White House chief of staff Hamilton Jordan has been sent to Panama by President Carter to mediate a dispute between Panamanian authorities and a team of American doctors about medical treatment and facilities for the deposed shah of Iran, administration officials said yesterday.

The dispute centers on the doctors' assertion that the shah, who is believed to have cancer, needs lifesaving surgery in a better hospital than Panama's government can provide, according to sources.

Jordan was dispatched to Panama on Thursday. The administration mediation effort also apparently involves White House counsel Lloyd Cutler, who was absent yesterday from a briefing for athletes on the president's plan to boycott the Summer Olympics in Moscow. Cutler's office would confirm only that he was out of town.

Jordan and Cutler both played key roles in persuading the Panamanian government to provide refuge for the shah when it was thought that moving the deposed Iranian leader out of the United States might lead to the release of the American hostages in Iran.

Four American doctors, including famed Houston surgeon Michael DeBakey, saw the shah at Panama City's Paitilla Hospital last weekend.

According to reports, at least several of the four have told the State Department he ought to have surgery in a large center in the United States or elsewhere, or at least in Gorgas Hospital, the American military facility in the Canal Zone.

Whether DeBakey took this position was not clear. Through a spokesman, he said merely, "I never said that."

By one report, the American doctors unanimously reported that both Paitilla Hospital and another nearby lacked either the support personnel or the equipment to give the shah the best chance to survive.

The Americans also reportedly spoke of the Panamanians' refusal to accept help in operating to remove the shah's inflamed and swollen spleen that, in American doctors' opinion, probably is cancerous.

DeBakey, sources said, told Panamanian doctors he would not have flown to Panama if he had known he would not be permitted to operate, or to have his own support team.

Health Minister Jorge Modrano on Thursday repeated his verdict that "we would not under any circumstances permit a foreign team of physicians to come to Panama and operate," because of a rule that only Panamanian residents can practice medicine.

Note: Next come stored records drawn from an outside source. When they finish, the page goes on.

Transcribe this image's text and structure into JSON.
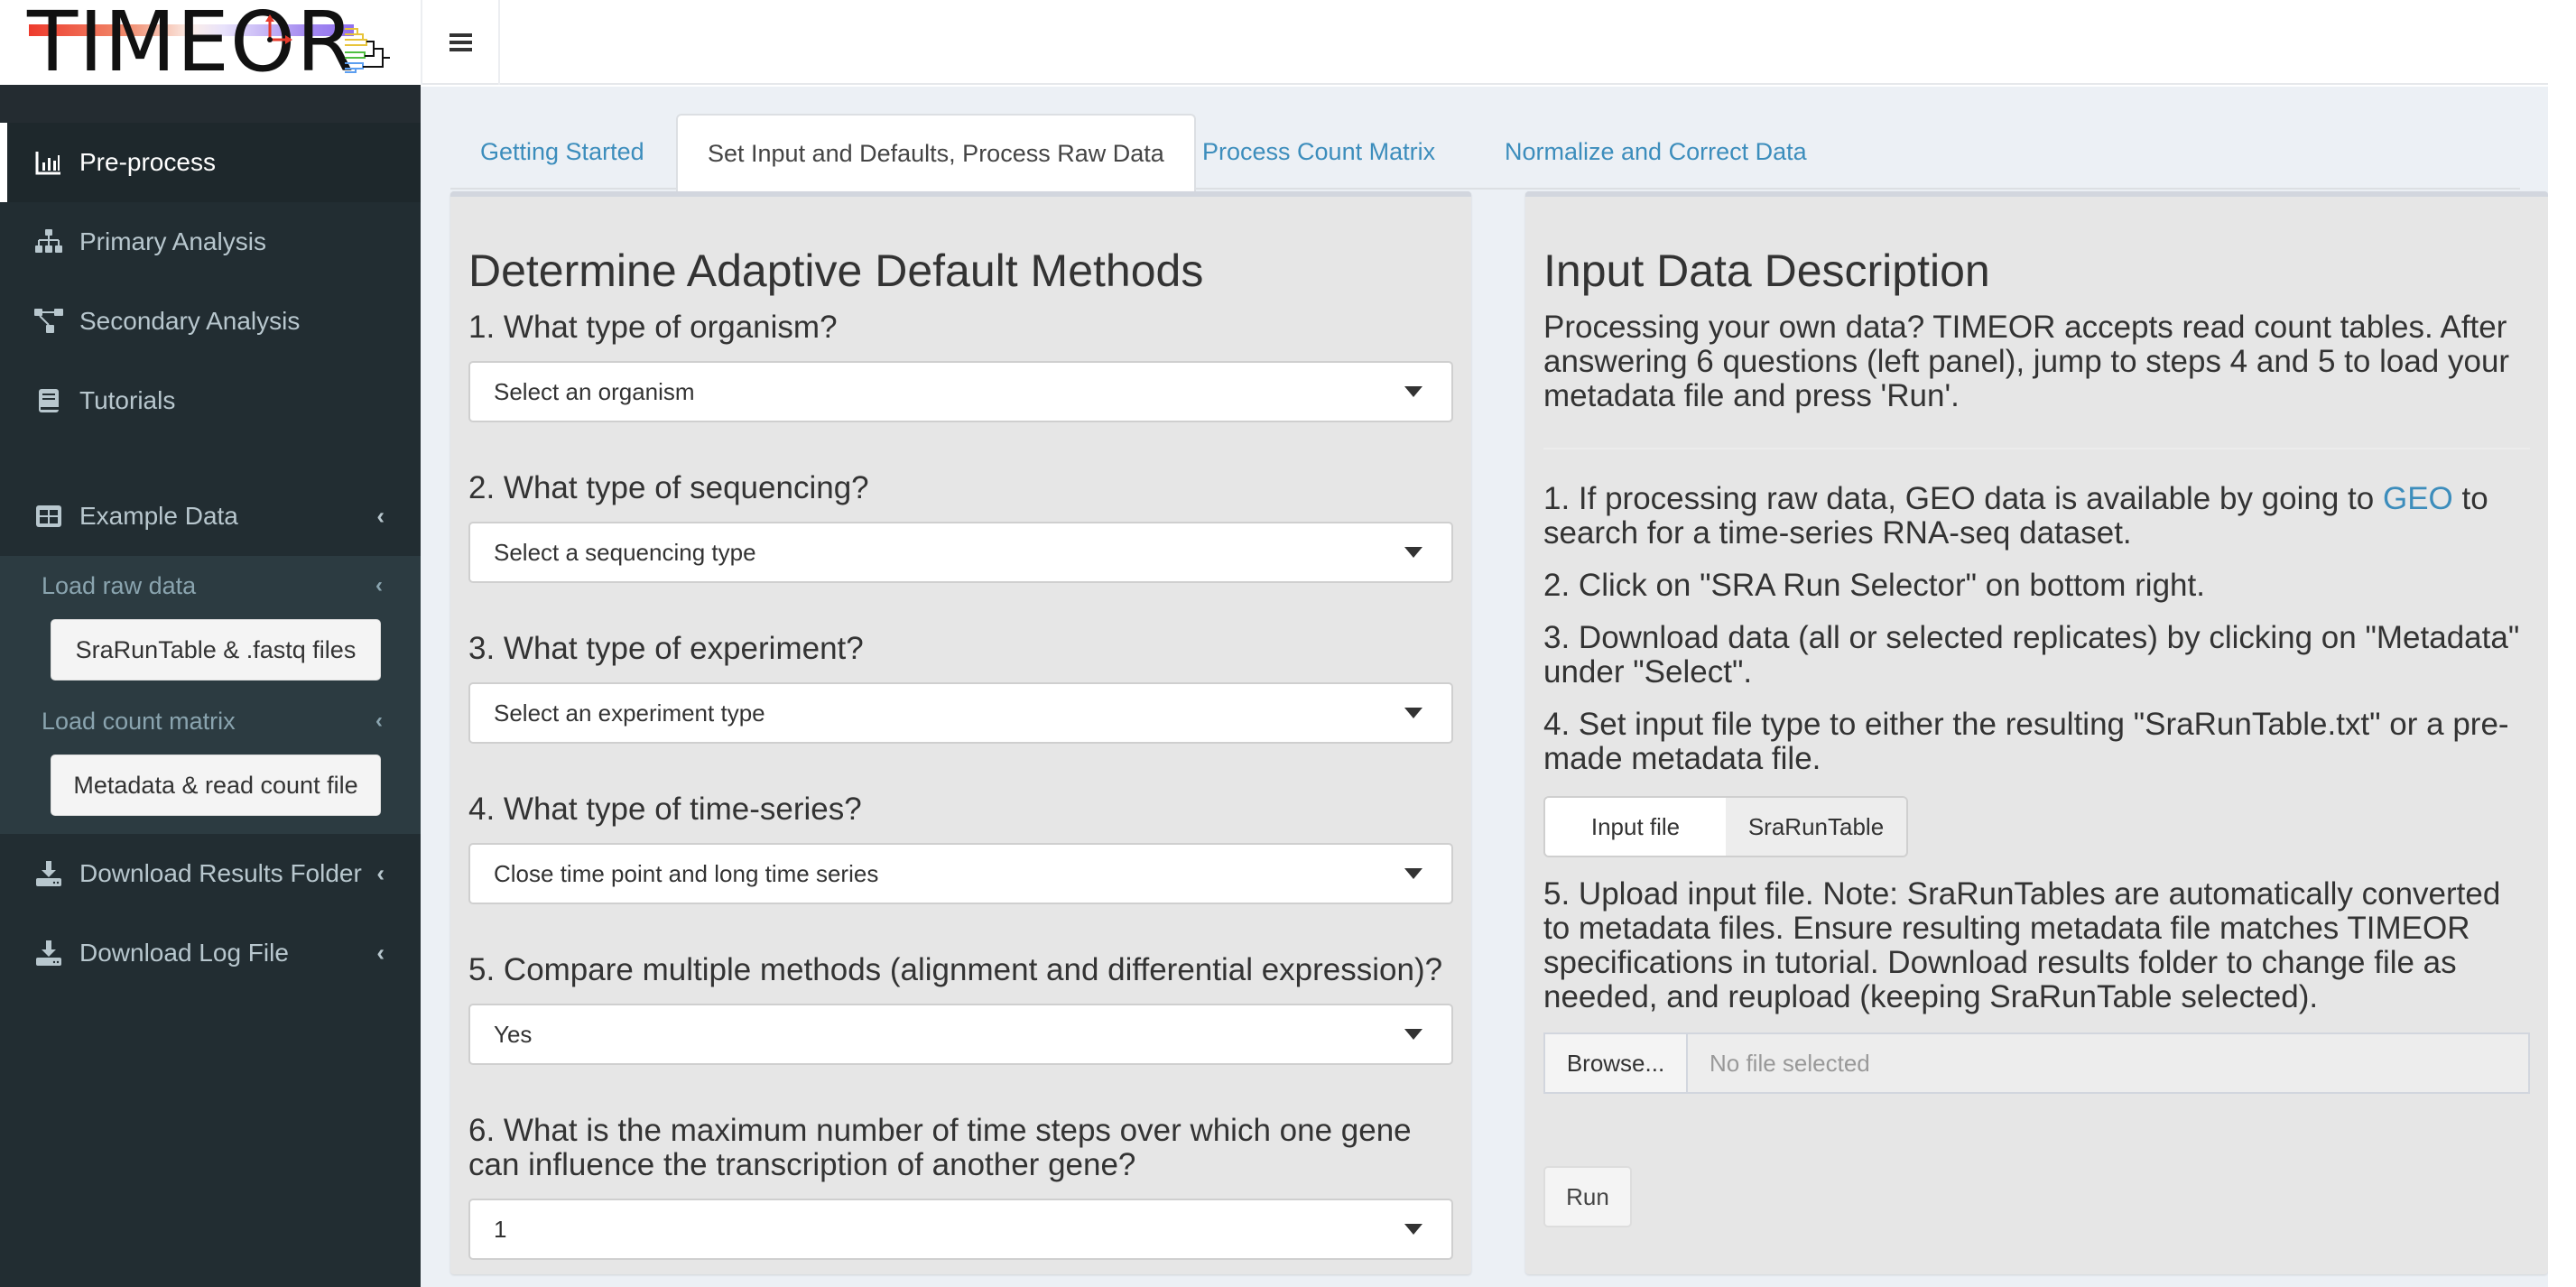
{
  "header": {
    "logo_text": "TIMEOR",
    "toggle_icon": "hamburger-menu-icon"
  },
  "sidebar": {
    "items": [
      {
        "label": "Pre-process",
        "icon": "bar-chart-icon",
        "active": true
      },
      {
        "label": "Primary Analysis",
        "icon": "sitemap-icon"
      },
      {
        "label": "Secondary Analysis",
        "icon": "project-diagram-icon"
      },
      {
        "label": "Tutorials",
        "icon": "book-icon"
      },
      {
        "label": "Example Data",
        "icon": "table-icon",
        "chevron": "chevron-left-icon"
      },
      {
        "label": "Download Results Folder",
        "icon": "download-icon",
        "chevron": "chevron-left-icon"
      },
      {
        "label": "Download Log File",
        "icon": "download-icon",
        "chevron": "chevron-left-icon"
      }
    ],
    "example_data": {
      "load_raw": {
        "label": "Load raw data",
        "button": "SraRunTable & .fastq files"
      },
      "load_count": {
        "label": "Load count matrix",
        "button": "Metadata & read count file"
      }
    }
  },
  "tabs": [
    {
      "label": "Getting Started"
    },
    {
      "label": "Set Input and Defaults, Process Raw Data",
      "active": true
    },
    {
      "label": "Process Count Matrix"
    },
    {
      "label": "Normalize and Correct Data"
    }
  ],
  "left_panel": {
    "title": "Determine Adaptive Default Methods",
    "questions": [
      {
        "label": "1. What type of organism?",
        "value": "Select an organism"
      },
      {
        "label": "2. What type of sequencing?",
        "value": "Select a sequencing type"
      },
      {
        "label": "3. What type of experiment?",
        "value": "Select an experiment type"
      },
      {
        "label": "4. What type of time-series?",
        "value": "Close time point and long time series"
      },
      {
        "label": "5. Compare multiple methods (alignment and differential expression)?",
        "value": "Yes"
      },
      {
        "label": "6. What is the maximum number of time steps over which one gene can influence the transcription of another gene?",
        "value": "1"
      }
    ]
  },
  "right_panel": {
    "title": "Input Data Description",
    "intro": "Processing your own data? TIMEOR accepts read count tables. After answering 6 questions (left panel), jump to steps 4 and 5 to load your metadata file and press 'Run'.",
    "step1_pre": "1. If processing raw data, GEO data is available by going to ",
    "step1_link": "GEO",
    "step1_post": " to search for a time-series RNA-seq dataset.",
    "step2": "2. Click on \"SRA Run Selector\" on bottom right.",
    "step3": "3. Download data (all or selected replicates) by clicking on \"Metadata\" under \"Select\".",
    "step4": "4. Set input file type to either the resulting \"SraRunTable.txt\" or a pre-made metadata file.",
    "file_type_options": [
      "Input file",
      "SraRunTable"
    ],
    "file_type_selected": "SraRunTable",
    "step5": "5. Upload input file. Note: SraRunTables are automatically converted to metadata files. Ensure resulting metadata file matches TIMEOR specifications in tutorial. Download results folder to change file as needed, and reupload (keeping SraRunTable selected).",
    "browse_label": "Browse...",
    "file_placeholder": "No file selected",
    "run_label": "Run"
  },
  "colors": {
    "sidebar_bg": "#222d32",
    "content_bg": "#ecf0f5",
    "link": "#3c8dbc",
    "box_bg": "#e6e6e6"
  }
}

Panama's real reason is fear of the left wing, some sources in Washington and Panama said. The leftists opposed the shah's admission. They would be expected to argue, if Americans take over the operating table, that their government is indeed America's stooge.

If the shah goes to Gorgas Hospital in the Canal Zone, said some Panamanians, he may not be allowed back into Panama territory.

A State Department spokesman would say only that any comment on the situation was "up to Dr. DeBakey." The Carter administration wants the shah to stay in Panama as long as American hostages are held in Iran.

Panamanian medical sources denied any rift or lack of cooperation with visiting Americans.

Among the hospitals represented in the American delegation is New York Hospital-Cornell Medical Center, where the shah was a patient from late October to early December.

"We agreed that the American doctors could serve as consultants in the operating room," Dr. Juan Luis Corr ea, medical director of Paitilla Hospital and one of Panama's leading physicains, said in an interview.

"Dr. DeBakey was very cordial and said he would come back, perhaps, if he was needed. And everyone agreed that the hospital lacked neither the human resources nor the technical facilities to do the surgery.

"The operation is not a very easy thing but it is not an insurmountable problem."

The American and Panamanian physicians concurred in a statement saying the operation was being delayed until the shah was in better health. He has variously been reported to have pneumonia or bronchitis or a cold.

"It is true," Dr. Correa said, "that the immediate reason for the delay was medical."

But the larger reason that the shah still has his diseased spleen is that "he is who he is," Correa added. "Any citizen of Canada or the United States in Panama would have been operated on several weeks ago without any problem," he said, "and by now be well at home."